This may be my favorite rest area of all time. Of all highways. I talked briefly with a couple who were obviously sort of baffled by the Joy monument. They said they were truck drivers and they’d passed this point hundreds of times but this was the first time they’d stopped. It’s worth the pause.
But we have to keep moving. And still we turned off 80 in Laramie (a handsome looking town that we all wished we could stop in for a while, but we didn’t) in order to get back on the old route of Lincoln Highway that takes a northern arc through this part of Wyoming. We again had the two-lanes to ourselves. The day had been overcast, but the sun starting coming below the clouds about 7 o’clock. Bob said this could be a great sunset.

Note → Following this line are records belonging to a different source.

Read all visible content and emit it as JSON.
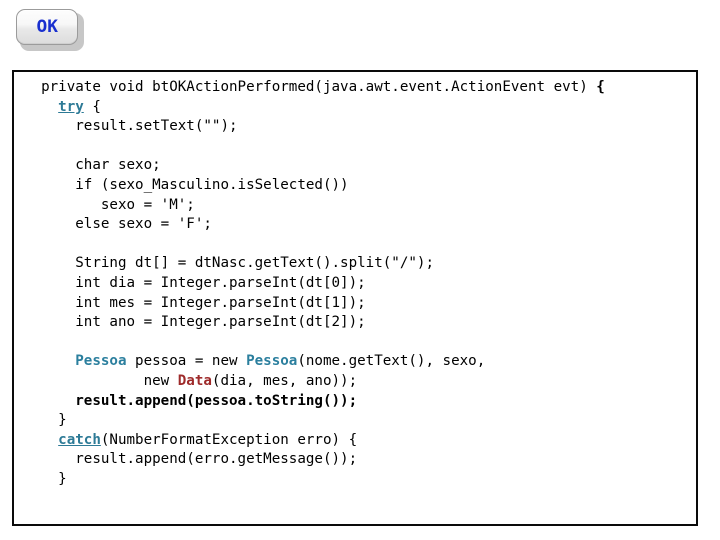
{
  "button": {
    "label": "OK",
    "color": "#1a30cf"
  },
  "code_box": {
    "border_color": "#0a0a0a",
    "background": "#ffffff",
    "colors": {
      "keyword": "#2d7a96",
      "type_blue": "#2b7f9e",
      "type_red": "#9e2a2a",
      "plain": "#000000"
    },
    "lines": [
      {
        "segments": [
          {
            "text": "  private void btOKActionPerformed(java.awt.event.ActionEvent evt) ",
            "style": "plain"
          },
          {
            "text": "{",
            "style": "bold"
          }
        ]
      },
      {
        "segments": [
          {
            "text": "    ",
            "style": "plain"
          },
          {
            "text": "try",
            "style": "keyword"
          },
          {
            "text": " {",
            "style": "plain"
          }
        ]
      },
      {
        "segments": [
          {
            "text": "      result.setText(\"\");",
            "style": "plain"
          }
        ]
      },
      {
        "segments": [
          {
            "text": "",
            "style": "plain"
          }
        ]
      },
      {
        "segments": [
          {
            "text": "      char sexo;",
            "style": "plain"
          }
        ]
      },
      {
        "segments": [
          {
            "text": "      if (sexo_Masculino.isSelected())",
            "style": "plain"
          }
        ]
      },
      {
        "segments": [
          {
            "text": "         sexo = 'M';",
            "style": "plain"
          }
        ]
      },
      {
        "segments": [
          {
            "text": "      else sexo = 'F';",
            "style": "plain"
          }
        ]
      },
      {
        "segments": [
          {
            "text": "",
            "style": "plain"
          }
        ]
      },
      {
        "segments": [
          {
            "text": "      String dt[] = dtNasc.getText().split(\"/\");",
            "style": "plain"
          }
        ]
      },
      {
        "segments": [
          {
            "text": "      int dia = Integer.parseInt(dt[0]);",
            "style": "plain"
          }
        ]
      },
      {
        "segments": [
          {
            "text": "      int mes = Integer.parseInt(dt[1]);",
            "style": "plain"
          }
        ]
      },
      {
        "segments": [
          {
            "text": "      int ano = Integer.parseInt(dt[2]);",
            "style": "plain"
          }
        ]
      },
      {
        "segments": [
          {
            "text": "",
            "style": "plain"
          }
        ]
      },
      {
        "segments": [
          {
            "text": "      ",
            "style": "plain"
          },
          {
            "text": "Pessoa",
            "style": "type_blue"
          },
          {
            "text": " pessoa = new ",
            "style": "plain"
          },
          {
            "text": "Pessoa",
            "style": "type_blue"
          },
          {
            "text": "(nome.getText(), sexo,",
            "style": "plain"
          }
        ]
      },
      {
        "segments": [
          {
            "text": "              new ",
            "style": "plain"
          },
          {
            "text": "Data",
            "style": "type_red"
          },
          {
            "text": "(dia, mes, ano));",
            "style": "plain"
          }
        ]
      },
      {
        "segments": [
          {
            "text": "      ",
            "style": "plain"
          },
          {
            "text": "result.append(pessoa.toString());",
            "style": "bold"
          }
        ]
      },
      {
        "segments": [
          {
            "text": "    }",
            "style": "plain"
          }
        ]
      },
      {
        "segments": [
          {
            "text": "    ",
            "style": "plain"
          },
          {
            "text": "catch",
            "style": "keyword"
          },
          {
            "text": "(NumberFormatException erro) {",
            "style": "plain"
          }
        ]
      },
      {
        "segments": [
          {
            "text": "      result.append(erro.getMessage());",
            "style": "plain"
          }
        ]
      },
      {
        "segments": [
          {
            "text": "    }",
            "style": "plain"
          }
        ]
      },
      {
        "segments": [
          {
            "text": "",
            "style": "plain"
          }
        ]
      },
      {
        "segments": [
          {
            "text": "",
            "style": "plain"
          }
        ]
      },
      {
        "segments": [
          {
            "text": "  ",
            "style": "plain"
          },
          {
            "text": "}",
            "style": "bold"
          }
        ]
      }
    ]
  }
}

It was. We pulled off the road at the start of some rancher’s long driveway, and Bob shot Hi-Def video with the big camera, Jarrett shot with his mini-DV video camera and I shot stills. It was a stunning sunset that made us feel even more like we were far from home in the exotic American West. It was so quiet too. Nearby cattle occasionally mooed, and once in while a lone pick-up truck or other car would whoosh by, but the world here was amazingly silent. Jarrett said it was so quiet his ears hurt.
We took too many pictures, stayed too long, got back on the old road to Medicine Bow.
In Medicine Bow we checked out the legendary Wild West rooms in the Virginian Hotel (Owen Wister wrote the Virginian while living there in Medicine Bow) but Bob was too tall for the beds and the beds were way too soft for Bob (who tried 4), and Jarrett and I knew we wouldn’t get any wireless web access, so we decided to drive on in the dark toward Rawlins.
We broke the speed limit getting to Rawlins, and we were turned away from the Best Western. “Completely sold out,” the hard edged blonde behind the counter told me. “Check the Super 8 just up the road.” We did and there were rooms here.
The night was fast. But the morning looks clear and bright and the road continues.